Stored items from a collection
● ● ●

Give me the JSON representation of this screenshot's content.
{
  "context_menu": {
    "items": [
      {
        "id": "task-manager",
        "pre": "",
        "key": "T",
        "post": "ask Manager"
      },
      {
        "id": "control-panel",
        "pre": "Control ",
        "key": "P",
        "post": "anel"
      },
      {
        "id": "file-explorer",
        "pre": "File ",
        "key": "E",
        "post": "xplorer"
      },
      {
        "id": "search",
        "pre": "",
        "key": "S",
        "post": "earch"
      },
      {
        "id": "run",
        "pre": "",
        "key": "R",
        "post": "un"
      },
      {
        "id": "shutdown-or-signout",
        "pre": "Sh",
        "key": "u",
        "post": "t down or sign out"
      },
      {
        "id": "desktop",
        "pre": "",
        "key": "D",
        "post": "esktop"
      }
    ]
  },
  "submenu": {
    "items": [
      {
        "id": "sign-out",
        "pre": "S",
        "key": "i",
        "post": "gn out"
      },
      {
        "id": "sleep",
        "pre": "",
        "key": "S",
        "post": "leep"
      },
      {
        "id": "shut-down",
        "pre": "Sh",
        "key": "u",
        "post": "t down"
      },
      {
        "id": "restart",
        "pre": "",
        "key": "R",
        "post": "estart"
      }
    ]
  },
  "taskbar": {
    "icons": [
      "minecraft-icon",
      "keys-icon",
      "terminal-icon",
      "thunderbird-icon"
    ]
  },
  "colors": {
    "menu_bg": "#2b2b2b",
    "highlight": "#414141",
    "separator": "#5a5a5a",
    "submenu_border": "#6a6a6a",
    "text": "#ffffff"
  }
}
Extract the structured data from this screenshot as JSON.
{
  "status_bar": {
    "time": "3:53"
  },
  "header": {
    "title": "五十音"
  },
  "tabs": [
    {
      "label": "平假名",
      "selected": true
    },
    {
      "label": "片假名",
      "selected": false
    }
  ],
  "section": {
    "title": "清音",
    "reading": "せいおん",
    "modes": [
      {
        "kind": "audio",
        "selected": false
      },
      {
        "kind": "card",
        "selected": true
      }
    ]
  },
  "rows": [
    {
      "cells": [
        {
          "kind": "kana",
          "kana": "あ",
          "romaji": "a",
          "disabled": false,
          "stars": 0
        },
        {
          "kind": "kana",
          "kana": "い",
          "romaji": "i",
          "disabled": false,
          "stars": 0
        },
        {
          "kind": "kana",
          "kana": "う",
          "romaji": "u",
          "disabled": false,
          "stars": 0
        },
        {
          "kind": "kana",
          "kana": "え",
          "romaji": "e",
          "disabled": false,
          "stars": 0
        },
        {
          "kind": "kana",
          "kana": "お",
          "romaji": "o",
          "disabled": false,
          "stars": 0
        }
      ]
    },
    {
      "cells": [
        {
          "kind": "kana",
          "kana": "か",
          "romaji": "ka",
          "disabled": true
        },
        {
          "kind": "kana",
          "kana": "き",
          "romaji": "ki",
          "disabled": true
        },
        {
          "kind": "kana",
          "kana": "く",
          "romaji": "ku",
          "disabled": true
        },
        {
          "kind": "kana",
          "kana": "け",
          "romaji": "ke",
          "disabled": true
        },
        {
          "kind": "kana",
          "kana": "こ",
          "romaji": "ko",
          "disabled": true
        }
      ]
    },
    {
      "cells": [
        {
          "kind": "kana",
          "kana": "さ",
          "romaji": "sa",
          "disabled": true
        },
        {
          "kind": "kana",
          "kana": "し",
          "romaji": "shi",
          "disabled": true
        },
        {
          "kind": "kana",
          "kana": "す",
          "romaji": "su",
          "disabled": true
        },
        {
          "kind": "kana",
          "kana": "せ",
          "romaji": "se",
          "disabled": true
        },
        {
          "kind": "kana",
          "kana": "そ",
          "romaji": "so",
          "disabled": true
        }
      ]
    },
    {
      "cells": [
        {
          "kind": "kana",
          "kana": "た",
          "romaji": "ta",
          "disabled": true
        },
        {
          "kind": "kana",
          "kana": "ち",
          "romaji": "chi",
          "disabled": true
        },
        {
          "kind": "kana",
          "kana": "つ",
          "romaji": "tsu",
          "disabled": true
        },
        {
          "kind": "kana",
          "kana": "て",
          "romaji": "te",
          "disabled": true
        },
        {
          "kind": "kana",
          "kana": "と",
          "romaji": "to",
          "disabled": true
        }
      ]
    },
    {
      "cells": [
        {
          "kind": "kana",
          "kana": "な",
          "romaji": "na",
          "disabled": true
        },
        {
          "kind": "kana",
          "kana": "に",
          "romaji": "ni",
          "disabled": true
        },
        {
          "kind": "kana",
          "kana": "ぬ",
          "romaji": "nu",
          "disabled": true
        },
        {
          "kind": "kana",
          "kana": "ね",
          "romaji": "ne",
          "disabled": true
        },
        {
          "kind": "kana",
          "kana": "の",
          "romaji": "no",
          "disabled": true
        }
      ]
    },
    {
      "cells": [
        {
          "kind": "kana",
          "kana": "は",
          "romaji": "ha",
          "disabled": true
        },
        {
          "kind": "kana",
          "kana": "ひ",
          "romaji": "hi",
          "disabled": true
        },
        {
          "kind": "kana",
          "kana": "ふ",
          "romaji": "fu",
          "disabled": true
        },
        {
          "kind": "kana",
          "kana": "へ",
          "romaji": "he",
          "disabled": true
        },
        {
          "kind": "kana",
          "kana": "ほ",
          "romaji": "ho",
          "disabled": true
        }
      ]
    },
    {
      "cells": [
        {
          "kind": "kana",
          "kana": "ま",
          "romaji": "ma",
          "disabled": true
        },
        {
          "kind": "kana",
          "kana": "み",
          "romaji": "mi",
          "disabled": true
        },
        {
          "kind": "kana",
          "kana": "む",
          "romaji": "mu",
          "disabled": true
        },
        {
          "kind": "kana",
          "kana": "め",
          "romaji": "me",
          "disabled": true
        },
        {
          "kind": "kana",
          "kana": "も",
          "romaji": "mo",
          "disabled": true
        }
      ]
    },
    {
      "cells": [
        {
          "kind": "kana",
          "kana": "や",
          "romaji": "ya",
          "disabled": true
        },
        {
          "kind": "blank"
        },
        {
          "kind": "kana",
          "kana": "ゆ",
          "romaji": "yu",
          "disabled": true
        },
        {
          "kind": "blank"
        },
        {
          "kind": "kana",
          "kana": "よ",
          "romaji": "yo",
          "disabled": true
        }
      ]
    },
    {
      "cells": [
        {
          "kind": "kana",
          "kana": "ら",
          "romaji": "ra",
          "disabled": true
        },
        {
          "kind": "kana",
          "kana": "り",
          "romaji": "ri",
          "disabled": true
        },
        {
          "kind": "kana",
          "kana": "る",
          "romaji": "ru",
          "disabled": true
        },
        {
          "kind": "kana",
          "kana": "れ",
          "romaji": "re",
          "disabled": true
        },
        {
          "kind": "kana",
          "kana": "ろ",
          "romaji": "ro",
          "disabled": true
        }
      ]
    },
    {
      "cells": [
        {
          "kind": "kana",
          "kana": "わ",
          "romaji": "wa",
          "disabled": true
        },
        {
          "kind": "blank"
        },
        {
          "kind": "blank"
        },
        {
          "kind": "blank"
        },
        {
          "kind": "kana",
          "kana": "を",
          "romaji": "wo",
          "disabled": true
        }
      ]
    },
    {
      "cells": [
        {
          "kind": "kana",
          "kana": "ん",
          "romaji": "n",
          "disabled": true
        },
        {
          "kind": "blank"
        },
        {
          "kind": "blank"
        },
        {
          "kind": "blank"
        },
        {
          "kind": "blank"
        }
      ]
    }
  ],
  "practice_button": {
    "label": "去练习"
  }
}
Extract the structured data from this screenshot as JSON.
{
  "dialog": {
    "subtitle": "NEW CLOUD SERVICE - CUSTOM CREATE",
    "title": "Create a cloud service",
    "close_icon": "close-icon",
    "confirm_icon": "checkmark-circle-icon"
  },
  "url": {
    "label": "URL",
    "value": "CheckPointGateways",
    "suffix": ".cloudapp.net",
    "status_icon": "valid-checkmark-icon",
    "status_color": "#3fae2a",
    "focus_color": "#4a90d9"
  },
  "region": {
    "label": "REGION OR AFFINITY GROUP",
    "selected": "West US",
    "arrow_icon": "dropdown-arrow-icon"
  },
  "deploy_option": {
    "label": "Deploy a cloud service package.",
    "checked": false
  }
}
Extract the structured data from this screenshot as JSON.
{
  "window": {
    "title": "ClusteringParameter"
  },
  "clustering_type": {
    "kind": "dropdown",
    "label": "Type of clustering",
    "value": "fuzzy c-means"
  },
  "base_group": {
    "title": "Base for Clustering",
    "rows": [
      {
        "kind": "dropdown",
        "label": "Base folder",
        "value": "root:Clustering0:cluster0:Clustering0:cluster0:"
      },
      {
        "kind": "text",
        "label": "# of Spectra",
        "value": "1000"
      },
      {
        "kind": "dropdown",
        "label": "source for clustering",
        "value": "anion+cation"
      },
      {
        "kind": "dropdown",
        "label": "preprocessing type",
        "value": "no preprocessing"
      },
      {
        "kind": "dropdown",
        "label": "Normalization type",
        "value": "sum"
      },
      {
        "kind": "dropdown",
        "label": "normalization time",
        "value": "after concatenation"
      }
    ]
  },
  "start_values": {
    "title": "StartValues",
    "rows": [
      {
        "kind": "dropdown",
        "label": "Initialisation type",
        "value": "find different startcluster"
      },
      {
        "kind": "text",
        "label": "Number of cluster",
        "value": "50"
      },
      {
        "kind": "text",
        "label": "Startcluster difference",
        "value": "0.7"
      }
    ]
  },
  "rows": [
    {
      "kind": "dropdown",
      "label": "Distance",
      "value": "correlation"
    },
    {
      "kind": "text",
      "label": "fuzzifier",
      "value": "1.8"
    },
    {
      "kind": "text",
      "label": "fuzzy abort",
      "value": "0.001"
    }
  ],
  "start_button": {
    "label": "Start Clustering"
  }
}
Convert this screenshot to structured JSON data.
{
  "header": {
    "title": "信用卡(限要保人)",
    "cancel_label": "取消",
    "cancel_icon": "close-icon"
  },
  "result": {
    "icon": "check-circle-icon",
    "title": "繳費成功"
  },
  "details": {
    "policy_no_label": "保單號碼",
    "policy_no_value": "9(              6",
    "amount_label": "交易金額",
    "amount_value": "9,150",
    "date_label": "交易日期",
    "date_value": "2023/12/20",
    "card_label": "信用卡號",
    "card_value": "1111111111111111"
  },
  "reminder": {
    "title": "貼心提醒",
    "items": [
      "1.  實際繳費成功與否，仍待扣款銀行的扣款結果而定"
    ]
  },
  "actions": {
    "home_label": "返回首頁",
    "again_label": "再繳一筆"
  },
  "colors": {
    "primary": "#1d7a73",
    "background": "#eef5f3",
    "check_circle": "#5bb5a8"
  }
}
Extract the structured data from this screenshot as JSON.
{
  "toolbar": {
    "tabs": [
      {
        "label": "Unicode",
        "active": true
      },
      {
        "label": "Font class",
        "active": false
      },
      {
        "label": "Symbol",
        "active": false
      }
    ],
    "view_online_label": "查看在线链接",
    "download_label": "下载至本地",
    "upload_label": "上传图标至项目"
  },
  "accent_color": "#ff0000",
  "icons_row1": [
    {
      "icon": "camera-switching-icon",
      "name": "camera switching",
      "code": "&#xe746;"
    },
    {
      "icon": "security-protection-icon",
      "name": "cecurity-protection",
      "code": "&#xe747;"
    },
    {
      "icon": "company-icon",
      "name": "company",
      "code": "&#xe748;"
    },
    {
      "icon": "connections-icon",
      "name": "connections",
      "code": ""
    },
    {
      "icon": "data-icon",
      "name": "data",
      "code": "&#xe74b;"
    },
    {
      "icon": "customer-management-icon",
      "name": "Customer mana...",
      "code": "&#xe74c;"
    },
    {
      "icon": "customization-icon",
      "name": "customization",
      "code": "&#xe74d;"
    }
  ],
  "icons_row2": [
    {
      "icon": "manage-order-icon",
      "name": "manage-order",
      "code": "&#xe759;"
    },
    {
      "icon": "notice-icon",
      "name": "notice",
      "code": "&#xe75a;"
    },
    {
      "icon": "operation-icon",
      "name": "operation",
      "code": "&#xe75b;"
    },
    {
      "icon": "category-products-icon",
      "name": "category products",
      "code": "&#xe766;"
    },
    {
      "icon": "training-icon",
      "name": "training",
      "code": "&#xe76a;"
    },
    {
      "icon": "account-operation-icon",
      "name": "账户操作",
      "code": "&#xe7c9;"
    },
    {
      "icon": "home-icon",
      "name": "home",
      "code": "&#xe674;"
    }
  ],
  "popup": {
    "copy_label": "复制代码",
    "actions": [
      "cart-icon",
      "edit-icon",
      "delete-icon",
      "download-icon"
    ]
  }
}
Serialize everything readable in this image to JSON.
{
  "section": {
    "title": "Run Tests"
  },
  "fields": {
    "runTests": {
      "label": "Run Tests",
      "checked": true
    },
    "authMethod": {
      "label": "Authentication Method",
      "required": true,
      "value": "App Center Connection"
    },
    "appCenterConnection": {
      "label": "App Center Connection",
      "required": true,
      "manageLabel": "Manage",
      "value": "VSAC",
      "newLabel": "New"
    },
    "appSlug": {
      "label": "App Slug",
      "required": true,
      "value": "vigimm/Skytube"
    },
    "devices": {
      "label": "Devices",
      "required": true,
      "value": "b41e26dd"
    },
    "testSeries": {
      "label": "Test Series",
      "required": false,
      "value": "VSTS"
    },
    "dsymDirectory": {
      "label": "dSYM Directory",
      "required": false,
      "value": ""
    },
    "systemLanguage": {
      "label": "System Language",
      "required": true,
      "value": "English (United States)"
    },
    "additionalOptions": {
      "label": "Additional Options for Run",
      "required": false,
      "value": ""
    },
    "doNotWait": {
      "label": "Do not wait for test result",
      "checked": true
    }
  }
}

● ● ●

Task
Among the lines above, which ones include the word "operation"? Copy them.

Response area
      "icon": "operation-icon",
      "name": "operation",
      "icon": "account-operation-icon",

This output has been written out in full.